FREQUENTLY ASKED QUESTIONS
What is a Notary Public?
A notary public is a public officer, usually a practising solicitor with at least 5 years of experience who is appointed for life by a State or Territory Supreme Court (or by an English Archbishop in the case of Queensland). A notary public is given powers to witness documents, administer oaths, and perform other administrative functions. Such functions are performed for documents used within Australia but also for documents for use outside Australia.
All Notaries’ seals and signatures are officially recorded in a database held by the Department of Foreign Affairs and Trade (DFAT), who is authorised to issue apostille or authentication certificates certifying that the signatures, seals or stamps of Notaries on documents are authentic.
What does a Notary Public do?
A notary public can:
- Authenticate official, government and personal documents and information for use overseas
- Witness signatures of individuals to documents and authenticating identity
- Witness Powers of Attorney for use overseas
- Certify true copies of documents for use overseas
- Deal with documentation for land, property and deceased estates overseas.
Is a Notary Public the same as Justice of the Peace?
A Justice of the Peace or solicitor in Australia may provide similar services however they are not permitted to witness documents for use in foreign countries. Only a Notary Public has this exclusive right.
What do I need to bring to my appointment?
You will need to bring proof of your identity such as your original passport and/or driver’s licence as well as the original documents to be authenticated, certified as true copy or witnessed.
For companies where an authorised representative of the company is signing the document on behalf of the company, the authorised representative will be required to not only verify their personal identity but also provide us with evidence that they are authorised to sign the documents on behalf of the company.
Why do I need a Notary Public?
A Notary Public’s primary role is to notarise documents so that they are legally valid and recognised in overseas countries. This includes but is not limited to:
Certifying copies and execution of legal and business documents
Witnessing affidavits, statutory declarations and other documents
What is an Apostille?
An Apostille is a certificate issued by the Department of Foreign Affairs and Trade (DFAT). This certificate verifies the signature and seal of the Notary Public that has notarised the document upon which is attached the Apostille.
An Apostille is only needed for documents that are to be used in countries that have signed The Hague Apostille Convention. If a country is not a signatory to The Hague Apostille Convention, the documents may need to be “authenticated” by DFAT after they have been notarised by a Notary Public and then legalised by the destination countries consulate/embassy.
When do I need to have my document attested by an overseas embassy or consulate?
If your document is required for use in a country that is not a non-Hague Convention country, you will usually need to have the document authenticated by the Department of Foreign Affairs and Trade (DFAT) and then attested at the relevant embassy or consulate.
Can North Shore Notary help me with Apostille Certificates and Legalisation?

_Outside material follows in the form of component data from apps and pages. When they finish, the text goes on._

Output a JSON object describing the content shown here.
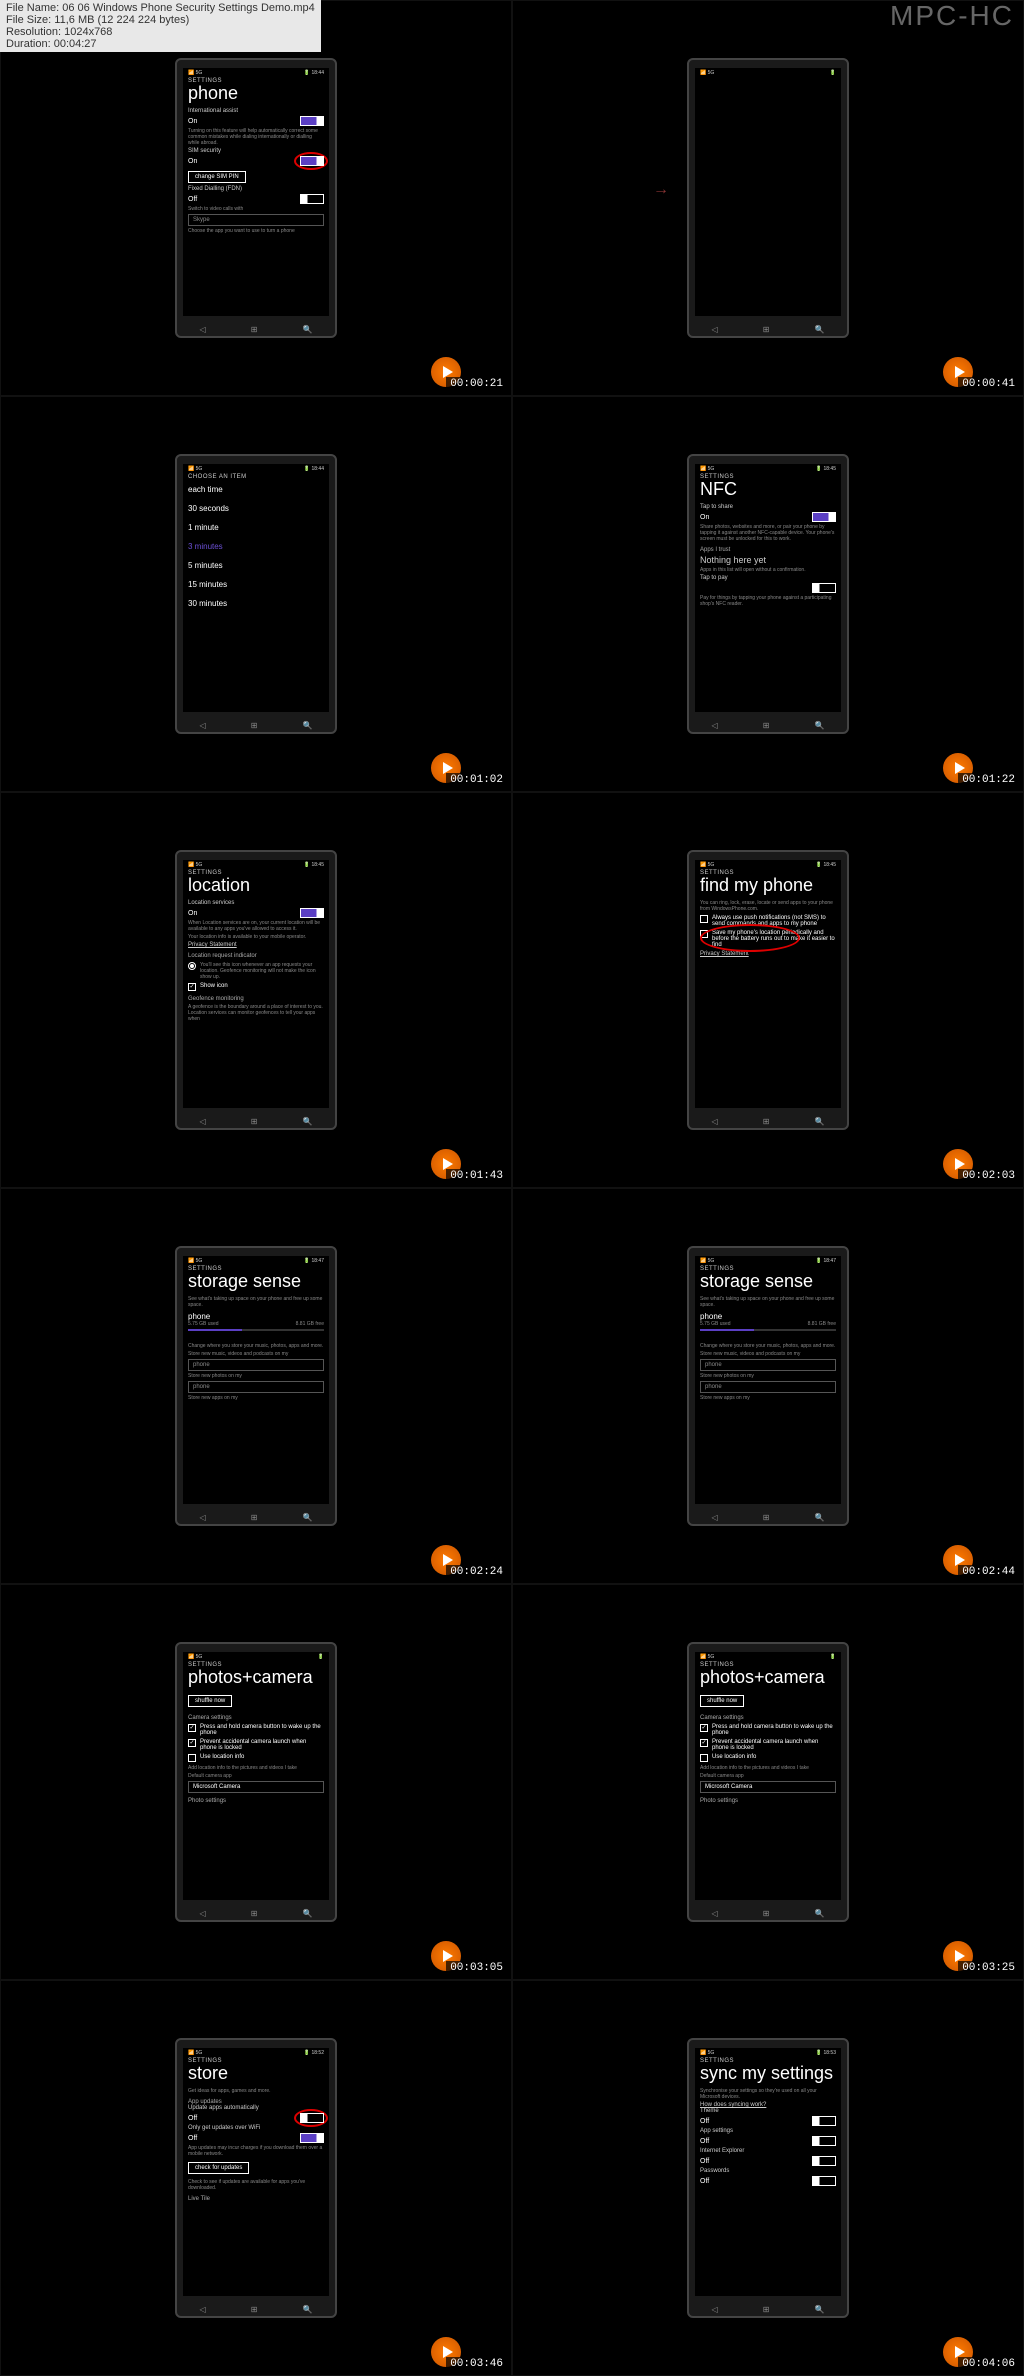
{
  "file_info": {
    "name_label": "File Name: ",
    "name": "06 06 Windows Phone Security Settings Demo.mp4",
    "size_label": "File Size: ",
    "size": "11,6 MB (12 224 224 bytes)",
    "res_label": "Resolution: ",
    "res": "1024x768",
    "dur_label": "Duration: ",
    "dur": "00:04:27"
  },
  "app_name": "MPC-HC",
  "settings_label": "SETTINGS",
  "thumbs": [
    {
      "ts": "00:00:21",
      "title": "phone",
      "time": "18:44",
      "rows": [
        {
          "label": "International assist",
          "value": "On",
          "toggle": "on"
        },
        {
          "desc": "Turning on this feature will help automatically correct some common mistakes while dialing internationally or dialling while abroad."
        },
        {
          "label": "SIM security",
          "value": "On",
          "toggle": "on",
          "circle": true
        },
        {
          "btn": "change SIM PIN"
        },
        {
          "label": "Fixed Dialling (FDN)",
          "value": "Off",
          "toggle": "off"
        },
        {
          "desc": "Switch to video calls with"
        },
        {
          "input": "Skype"
        },
        {
          "desc": "Choose the app you want to use to turn a phone"
        }
      ]
    },
    {
      "ts": "00:00:41",
      "title": "",
      "time": "",
      "empty": true,
      "arrow": true
    },
    {
      "ts": "00:01:02",
      "title": "",
      "time": "18:44",
      "header": "CHOOSE AN ITEM",
      "list": [
        "each time",
        "30 seconds",
        "1 minute",
        "3 minutes",
        "5 minutes",
        "15 minutes",
        "30 minutes"
      ],
      "selected": 3
    },
    {
      "ts": "00:01:22",
      "title": "NFC",
      "time": "18:45",
      "rows": [
        {
          "label": "Tap to share",
          "value": "On",
          "toggle": "on"
        },
        {
          "desc": "Share photos, websites and more, or pair your phone by tapping it against another NFC-capable device. Your phone's screen must be unlocked for this to work."
        },
        {
          "section": "Apps I trust"
        },
        {
          "subtitle": "Nothing here yet"
        },
        {
          "desc": "Apps in this list will open without a confirmation."
        },
        {
          "label": "Tap to pay",
          "value": "",
          "toggle": "off"
        },
        {
          "desc": "Pay for things by tapping your phone against a participating shop's NFC reader."
        }
      ]
    },
    {
      "ts": "00:01:43",
      "title": "location",
      "time": "18:45",
      "rows": [
        {
          "label": "Location services",
          "value": "On",
          "toggle": "on"
        },
        {
          "desc": "When Location services are on, your current location will be available to any apps you've allowed to access it."
        },
        {
          "desc": "Your location info is available to your mobile operator."
        },
        {
          "link": "Privacy Statement"
        },
        {
          "section": "Location request indicator"
        },
        {
          "radio": true,
          "desc": "You'll see this icon whenever an app requests your location. Geofence monitoring will not make the icon show up."
        },
        {
          "check": true,
          "text": "Show icon"
        },
        {
          "section": "Geofence monitoring"
        },
        {
          "desc": "A geofence is the boundary around a place of interest to you. Location services can monitor geofences to tell your apps when"
        }
      ]
    },
    {
      "ts": "00:02:03",
      "title": "find my phone",
      "time": "18:45",
      "rows": [
        {
          "desc": "You can ring, lock, erase, locate or send apps to your phone from WindowsPhone.com."
        },
        {
          "check": false,
          "text": "Always use push notifications (not SMS) to send commands and apps to my phone"
        },
        {
          "check": false,
          "text": "Save my phone's location periodically and before the battery runs out to make it easier to find",
          "circle": true
        },
        {
          "link": "Privacy Statement"
        }
      ]
    },
    {
      "ts": "00:02:24",
      "title": "storage sense",
      "time": "18:47",
      "storage": true
    },
    {
      "ts": "00:02:44",
      "title": "storage sense",
      "time": "18:47",
      "storage": true
    },
    {
      "ts": "00:03:05",
      "title": "photos+camera",
      "time": "",
      "camera": true
    },
    {
      "ts": "00:03:25",
      "title": "photos+camera",
      "time": "",
      "camera": true
    },
    {
      "ts": "00:03:46",
      "title": "store",
      "time": "18:52",
      "rows": [
        {
          "desc": "Get ideas for apps, games and more."
        },
        {
          "section": "App updates"
        },
        {
          "label": "Update apps automatically",
          "value": "Off",
          "toggle": "off",
          "circle": true
        },
        {
          "label": "Only get updates over WiFi",
          "value": "Off",
          "toggle": "on"
        },
        {
          "desc": "App updates may incur charges if you download them over a mobile network."
        },
        {
          "btn": "check for updates"
        },
        {
          "desc": "Check to see if updates are available for apps you've downloaded."
        },
        {
          "section": "Live Tile"
        }
      ]
    },
    {
      "ts": "00:04:06",
      "title": "sync my settings",
      "time": "18:53",
      "rows": [
        {
          "desc": "Synchronise your settings so they're used on all your Microsoft devices."
        },
        {
          "link": "How does syncing work?"
        },
        {
          "label": "Theme",
          "value": "Off",
          "toggle": "off"
        },
        {
          "label": "App settings",
          "value": "Off",
          "toggle": "off"
        },
        {
          "label": "Internet Explorer",
          "value": "Off",
          "toggle": "off"
        },
        {
          "label": "Passwords",
          "value": "Off",
          "toggle": "off"
        }
      ]
    }
  ],
  "storage_content": {
    "desc": "See what's taking up space on your phone and free up some space.",
    "phone_label": "phone",
    "used": "5.75 GB used",
    "free": "8.81 GB free",
    "change_desc": "Change where you store your music, photos, apps and more.",
    "new_music": "Store new music, videos and podcasts on my",
    "new_photos": "Store new photos on my",
    "new_apps": "Store new apps on my",
    "phone_opt": "phone"
  },
  "camera_content": {
    "shuffle": "shuffle now",
    "section": "Camera settings",
    "opt1": "Press and hold camera button to wake up the phone",
    "opt2": "Prevent accidental camera launch when phone is locked",
    "opt3": "Use location info",
    "loc_desc": "Add location info to the pictures and videos I take",
    "default_label": "Default camera app",
    "default_app": "Microsoft Camera",
    "photo_section": "Photo settings"
  }
}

Yes. We can assist you with the process from beginning to end. We can:
- Authenticate or witness signatures on documents;

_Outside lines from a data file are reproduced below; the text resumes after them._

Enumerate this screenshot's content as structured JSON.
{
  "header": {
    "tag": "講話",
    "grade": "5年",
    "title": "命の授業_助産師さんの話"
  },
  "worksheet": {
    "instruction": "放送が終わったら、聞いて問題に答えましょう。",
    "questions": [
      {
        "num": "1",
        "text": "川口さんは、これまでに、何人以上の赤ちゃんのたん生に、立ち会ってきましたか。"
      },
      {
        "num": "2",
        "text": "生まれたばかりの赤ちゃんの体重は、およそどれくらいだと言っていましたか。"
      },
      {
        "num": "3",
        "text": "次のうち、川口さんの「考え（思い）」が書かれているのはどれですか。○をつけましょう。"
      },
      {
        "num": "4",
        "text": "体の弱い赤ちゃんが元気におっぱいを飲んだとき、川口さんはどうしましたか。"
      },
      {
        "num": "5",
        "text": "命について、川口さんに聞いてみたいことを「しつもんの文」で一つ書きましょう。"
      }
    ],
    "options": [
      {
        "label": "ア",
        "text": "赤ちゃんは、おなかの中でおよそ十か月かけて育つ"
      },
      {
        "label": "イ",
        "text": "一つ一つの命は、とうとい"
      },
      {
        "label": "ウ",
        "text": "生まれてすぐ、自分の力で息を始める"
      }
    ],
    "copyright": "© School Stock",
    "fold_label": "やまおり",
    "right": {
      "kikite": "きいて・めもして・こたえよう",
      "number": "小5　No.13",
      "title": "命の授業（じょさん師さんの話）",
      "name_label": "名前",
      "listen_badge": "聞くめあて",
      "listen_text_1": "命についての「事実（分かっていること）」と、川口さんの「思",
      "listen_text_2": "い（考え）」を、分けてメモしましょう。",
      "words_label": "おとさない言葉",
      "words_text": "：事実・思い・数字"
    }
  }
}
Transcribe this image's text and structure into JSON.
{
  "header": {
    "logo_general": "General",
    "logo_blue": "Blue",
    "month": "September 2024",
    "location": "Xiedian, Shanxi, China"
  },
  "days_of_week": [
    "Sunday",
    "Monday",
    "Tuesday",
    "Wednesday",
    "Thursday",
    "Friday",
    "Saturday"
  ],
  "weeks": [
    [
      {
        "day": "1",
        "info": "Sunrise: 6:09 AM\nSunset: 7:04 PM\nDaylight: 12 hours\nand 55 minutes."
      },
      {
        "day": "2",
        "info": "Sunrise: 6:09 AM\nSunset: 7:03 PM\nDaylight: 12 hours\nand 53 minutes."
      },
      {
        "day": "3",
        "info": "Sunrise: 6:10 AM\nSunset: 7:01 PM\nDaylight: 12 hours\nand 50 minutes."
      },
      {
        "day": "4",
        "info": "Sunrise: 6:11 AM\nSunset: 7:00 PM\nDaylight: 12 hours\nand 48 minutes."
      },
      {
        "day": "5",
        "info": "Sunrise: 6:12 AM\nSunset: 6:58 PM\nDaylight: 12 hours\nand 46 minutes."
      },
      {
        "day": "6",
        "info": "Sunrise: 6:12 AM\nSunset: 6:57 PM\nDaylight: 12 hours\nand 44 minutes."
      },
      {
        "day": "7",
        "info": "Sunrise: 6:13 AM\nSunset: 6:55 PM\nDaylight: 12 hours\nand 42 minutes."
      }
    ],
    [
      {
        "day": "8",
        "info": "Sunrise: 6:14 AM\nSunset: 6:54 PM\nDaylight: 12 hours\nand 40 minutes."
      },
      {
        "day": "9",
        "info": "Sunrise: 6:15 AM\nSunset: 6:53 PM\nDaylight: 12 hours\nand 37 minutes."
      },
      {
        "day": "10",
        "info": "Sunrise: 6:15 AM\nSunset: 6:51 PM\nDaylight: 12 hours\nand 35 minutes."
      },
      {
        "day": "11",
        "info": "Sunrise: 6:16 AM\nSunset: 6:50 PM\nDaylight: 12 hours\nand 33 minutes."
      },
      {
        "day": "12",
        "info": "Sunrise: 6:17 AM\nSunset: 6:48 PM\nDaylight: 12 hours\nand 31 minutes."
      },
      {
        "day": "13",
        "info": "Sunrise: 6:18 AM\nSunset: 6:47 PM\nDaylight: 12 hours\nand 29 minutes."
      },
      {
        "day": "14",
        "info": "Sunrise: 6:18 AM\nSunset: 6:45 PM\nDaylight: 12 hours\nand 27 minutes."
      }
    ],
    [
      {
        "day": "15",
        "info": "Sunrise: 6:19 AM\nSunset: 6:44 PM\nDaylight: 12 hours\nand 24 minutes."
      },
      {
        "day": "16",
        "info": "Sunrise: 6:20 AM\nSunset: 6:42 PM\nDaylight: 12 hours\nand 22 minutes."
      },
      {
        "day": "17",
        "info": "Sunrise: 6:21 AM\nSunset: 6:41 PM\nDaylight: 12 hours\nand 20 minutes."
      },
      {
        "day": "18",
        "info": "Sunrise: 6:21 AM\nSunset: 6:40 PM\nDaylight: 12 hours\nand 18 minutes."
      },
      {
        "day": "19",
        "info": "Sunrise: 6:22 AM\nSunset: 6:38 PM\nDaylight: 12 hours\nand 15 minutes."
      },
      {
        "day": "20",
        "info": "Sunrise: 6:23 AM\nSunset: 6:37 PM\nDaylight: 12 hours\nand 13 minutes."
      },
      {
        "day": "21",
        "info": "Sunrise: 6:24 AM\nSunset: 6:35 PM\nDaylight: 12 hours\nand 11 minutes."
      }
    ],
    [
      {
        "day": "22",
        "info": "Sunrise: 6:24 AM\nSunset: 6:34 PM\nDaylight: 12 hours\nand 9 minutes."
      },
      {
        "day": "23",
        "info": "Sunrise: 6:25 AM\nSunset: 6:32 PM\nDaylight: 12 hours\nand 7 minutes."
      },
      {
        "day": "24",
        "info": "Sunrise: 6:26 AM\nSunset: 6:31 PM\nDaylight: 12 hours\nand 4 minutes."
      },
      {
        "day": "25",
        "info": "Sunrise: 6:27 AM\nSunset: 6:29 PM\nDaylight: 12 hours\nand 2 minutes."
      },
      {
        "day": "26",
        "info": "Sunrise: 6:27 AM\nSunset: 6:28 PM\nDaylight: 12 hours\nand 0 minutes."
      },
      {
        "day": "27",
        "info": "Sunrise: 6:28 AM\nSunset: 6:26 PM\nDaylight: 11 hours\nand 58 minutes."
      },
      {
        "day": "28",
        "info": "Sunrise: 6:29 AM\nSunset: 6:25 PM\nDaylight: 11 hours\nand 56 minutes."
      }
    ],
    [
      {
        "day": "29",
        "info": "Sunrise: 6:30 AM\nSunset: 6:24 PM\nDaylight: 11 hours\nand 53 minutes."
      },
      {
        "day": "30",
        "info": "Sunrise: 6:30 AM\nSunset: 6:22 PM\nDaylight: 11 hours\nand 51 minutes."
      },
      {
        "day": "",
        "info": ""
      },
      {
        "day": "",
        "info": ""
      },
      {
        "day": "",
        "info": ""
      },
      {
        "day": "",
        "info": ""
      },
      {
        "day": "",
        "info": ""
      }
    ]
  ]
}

- Present the documents to the Department of Foreign Affairs and Trade (DFAT) for legalisation or an apostille certificate (if necessary);
- Present the documents to the relevant embassy or consulate for attestation (if necessary); and

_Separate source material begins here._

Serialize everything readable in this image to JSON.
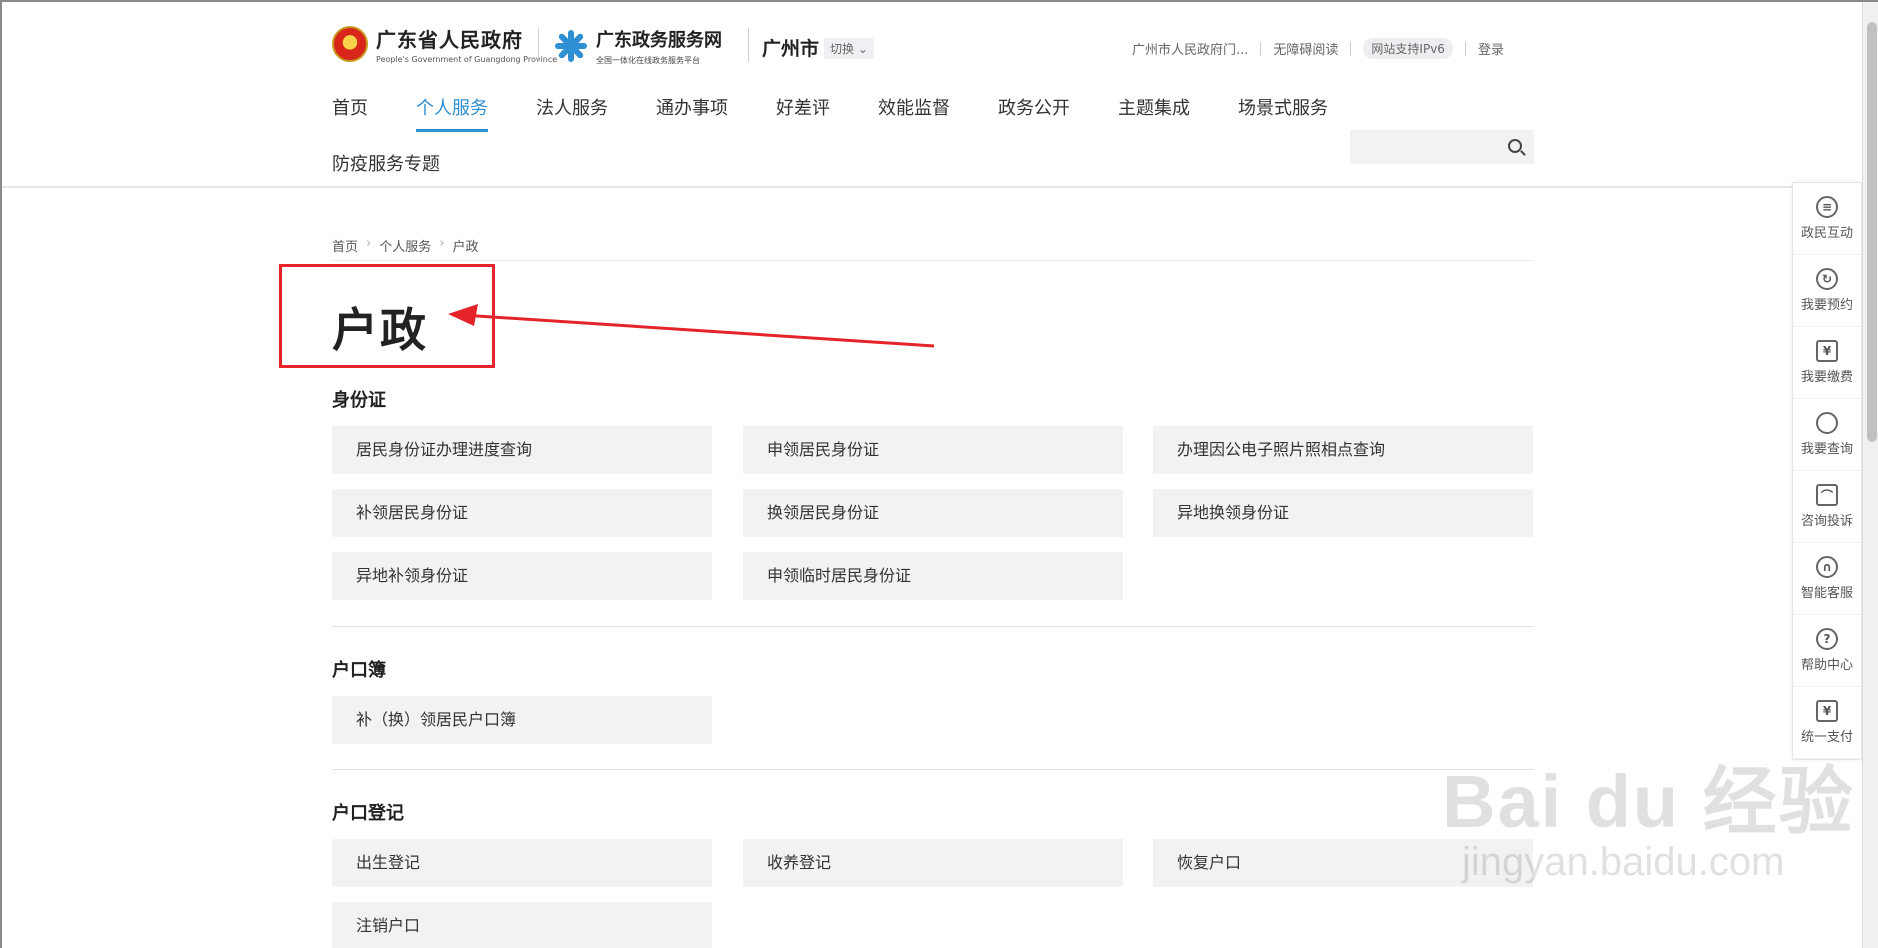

- Forward the documents to your location as necessary.
How long does the process of legalisation take?
This will depend on a number of factors, including:
- The country the document will be used in – for Hague Contention countries, the process is much quicker as the document is only required to be sent to the Department of Foreign Affairs and Trade (DFAT); this process can be completed between 5-7 working days. For non-Hague Contention countries the document will need to be authenticated by DFAT and then sent to the relevant embassy or consulate for legalisation. This process will depend on each country however from our experience, this process takes around 2-3 weeks.
- Urgency – if you require your documents on an urgent basis, we can accelerate the process although additional fees and disbursements will apply.
What are your fees for Notary Public services?
How can I book an appointment with North Shore Notary?
Simply call us on (02) 9499 9229 or complete the form here.
Do I need to come to your office or can you come to my home/office?
We can if you wish attend your office or home to notarise documents although additional fees will apply for travel time.